The losses caused by something major happening - like a flood or a fire - can extend way beyond the value of the damage itself. If your premises are unusable then your bottom line is bound to take a hit. Business interruption insurance can cover you for any losses you incur above and beyond the cost of the damage. The aim is to keep you afloat until your business is back on its feet.
You can also get cover for loss of profits. This can vary massively between businesses, so get your broker to help you work out the sums involved and how much cover to buy.
Cover should include fixed costs, such as rent, as well as the extra costs of getting your business up and running again. You should make sure the cover lasts long enough. Twelve months is standard, but ask yourself if this is enough time to sort out the damage. Work out how long it will take you to fully recover, including regaining lost customers.
Do you keep money on your premises?
A standard insurance policy will usually cover money (including cash, cheques, stamps and other negotiable documents). If you routinely keep large amounts of cash on the premises, check the limits on your policy.
The level of cover will vary depending on whether the money is kept on the premises, in safes or in transit. Your business type and opening hours will also affect the level of cover - and your policy may also require you to vary banking times and routes or take other precautions. Your broker will be able to advise you on the specifics.
Do you need cover for goods in transit?
You can buy insurance to cover goods that get lost or damaged while they're being transported. The sum insured is usually a fixed amount for each vehicle or consignment, but it doesn't usually matter if the goods are in your company van or in the hands of a carrier - you can get insurance for either situation.
Finding a broker

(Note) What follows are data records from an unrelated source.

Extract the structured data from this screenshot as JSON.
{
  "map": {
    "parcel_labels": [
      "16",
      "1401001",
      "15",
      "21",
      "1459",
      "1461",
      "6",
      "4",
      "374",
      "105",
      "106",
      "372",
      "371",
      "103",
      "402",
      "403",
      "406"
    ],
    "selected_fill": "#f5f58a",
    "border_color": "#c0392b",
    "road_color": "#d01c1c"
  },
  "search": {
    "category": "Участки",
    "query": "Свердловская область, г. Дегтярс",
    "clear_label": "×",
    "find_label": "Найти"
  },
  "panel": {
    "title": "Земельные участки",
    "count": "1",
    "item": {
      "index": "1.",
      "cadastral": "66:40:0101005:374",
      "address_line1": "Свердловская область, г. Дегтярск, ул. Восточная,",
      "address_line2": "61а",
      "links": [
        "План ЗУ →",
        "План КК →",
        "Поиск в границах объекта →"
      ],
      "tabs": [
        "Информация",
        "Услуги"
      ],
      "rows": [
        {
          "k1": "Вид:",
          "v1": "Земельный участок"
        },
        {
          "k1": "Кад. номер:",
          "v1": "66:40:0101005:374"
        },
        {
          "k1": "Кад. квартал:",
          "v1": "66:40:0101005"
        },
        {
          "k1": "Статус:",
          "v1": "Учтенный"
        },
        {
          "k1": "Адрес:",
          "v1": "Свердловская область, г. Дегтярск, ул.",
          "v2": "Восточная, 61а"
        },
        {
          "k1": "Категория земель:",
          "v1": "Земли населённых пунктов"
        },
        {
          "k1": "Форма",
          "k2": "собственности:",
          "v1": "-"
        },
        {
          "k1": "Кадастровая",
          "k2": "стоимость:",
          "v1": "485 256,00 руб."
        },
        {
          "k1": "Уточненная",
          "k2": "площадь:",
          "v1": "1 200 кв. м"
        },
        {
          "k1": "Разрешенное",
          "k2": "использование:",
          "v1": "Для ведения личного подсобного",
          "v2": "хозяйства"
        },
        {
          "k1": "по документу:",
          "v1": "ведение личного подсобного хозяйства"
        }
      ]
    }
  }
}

One way of buying insurance is to purchase through a broker. If you haven't already found a broker to help with your business requirements, you can find a general broker in your local telephone directory.
However, please feel free to call 0115 948 7019 to discuss your needs with The Business Risk Solutions division of Lockton Companies, a specialist small business insurance broker who can give relevant advice as well as providing you with the cover you need. You can also email your enquiries to firstname.lastname@example.org.